Blessed are the lowly provincial hoi polloi
I'm an old-school purist when it comes to education, cantankerous and likely mistaken in my belief that the consumer-friendly choices of today are no improvement over the limited options I had three decades ago.
After all, I studied Latin at high school, and although my only reason was because it had the attraction of being taught at the neighbouring girls' school, it was still a dead language. Flavia may have been a "puella pulchra romana", but I was more interested in the pulchritude of the teenage Stephanies, Harriets and Annes of Dunedin.
So when I heard the news that Kiwiana is to be taught at Canterbury University next year, I initially dismissed it as another example of degrees in underwater basket-weaving, designed to draw revenue moths, especially fat fee-paying international ones, to Christchurch's shining beacon of higher learning. But in a radio interview, lecturer Katie Pickles, an associate professor of history, made the case that it was a legitimate aspect of history.
Kiwiana is "an expression of Kiwi popular culture in the past", she said. The host asked why Kiwiana icons matter, "given that New Zealand is now such an urbanised population, and these things really harken back to an older, more rural sort of a lifestyle".
Prof Pickles argued that Kiwiana was pop culture preserved in brine. "When you go to the souvenir shop and you see the sheep and the gumboots and the Swanndri, it's not about the reality, it's about the past."
As if confessing to studying Latin hadn't already marked me as a hopeless old fuddy-duddy, now my footwear and clothing are consigning me to the dustbin of history.
But it's not just me. Great swathes of Motropolis, most of the South Island and much of the North Island south of the Bombay Hills suddenly discovered that their rural lifestyle was a relic, fascinating to Canterbury's international students but not that relevant to modern New Zealand.
Yet in the same Morning Report, the news that dairy farmers were likely to face lower payouts next year that would shave $1 billion off the country's export earnings was treated as vitally relevant. There's an odd disconnect between the focus on dairy payouts and the belief that rural New Zealand is somehow a relic. It privileges an Auckland-centric, consumer-driven view, as if The Ridges, with its wine-swillers at SPQR in Ponsonby Rd, is somehow a more contemporary, authentic version of how we like to imagine ourselves than the characters of Country Calendar.
Last Sunday's broadcast of Country Calendar drew 336,110 viewers, making it the fifth most popular show of the day. A similar number tuned in for the debut of The Ridges, which then lost viewers every week until the penultimate episode, when it was down to about 80,000 viewers.

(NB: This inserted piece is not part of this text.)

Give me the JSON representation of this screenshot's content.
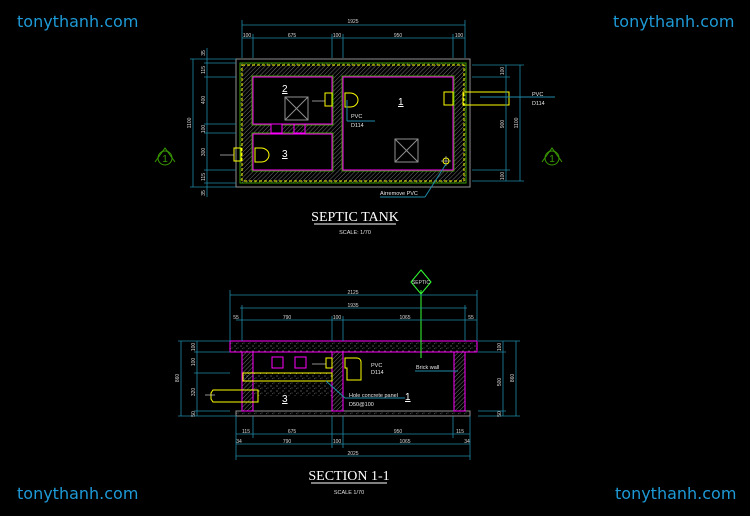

In other words, the Kiwi public has better taste than the tastemakers. The idea that the rural lifestyle is a relic reminded me of economist Brian Easton's comment that without a thriving Christchurch, "the South Island will have to settle for being a rural Arcadia, beloved by tourists, with the odd tertiary institution in a pastoral setting".
I'm not slamming Easton, because I escaped the rat race in order to live in a rural Arcadia. And that choice is true for a lot of Motropolis, whose residents either had the good sense not to leave or are refugees from faster-paced lives elsewhere.
A day spent in the Abel Tasman with a group of i-SITE travel consultants from around the South Island last week brought that home. These people were experts on some glorious parts of the Mainland, from Punakaiki to Hanmer to Kaikoura, and yet they were blown away by what our region has to offer. They returned home determined to convince tourists that they should spend more than one night in the area, and several told me they wanted to bring their own families back for a holiday.
The truth is that focusing on the wine-swillers does us no favours. I see it as vestigial evidence of the cultural cringe we have supposedly abandoned.
Swanndris and gumboots are faintly embarrassing because they remind us of a more provincial New Zealand, when we would like to imagine that we are just as cosmopolitan as the cosmopolitan swillers of Manhattan. But as anyone who has spent time among the inhabitants of the world's great cities will tell you, those people don't come to New Zealand to visit our cities, and Kiwis and Kiwi businesses are valued overseas precisely for the characteristics that come from our provincial pioneers: ingenuity, self-reliance and the ability to get along with all kinds of people.
A few years ago, I interviewed several immigrants for a story for popular American magazine Men's Journal on why New Zealand was the best place to emigrate to. The editor asked me to add a small sidebar on one must-have item a visitor should buy. My answer was a Swanndri, because you never knew when the weather would turn nasty.
But I also picked it because it was a unique expression of Kiwi culture: rugged, practical, durable. Wearing it in one of those cosmopolitan-swilling watering holes in Brooklyn (New York, not Motueka) would earn a Men's Journal-reading hipster far more credibility than a T-shirt from a cool Auckland nightspot that aspires to nothing more than aping the rest of the world.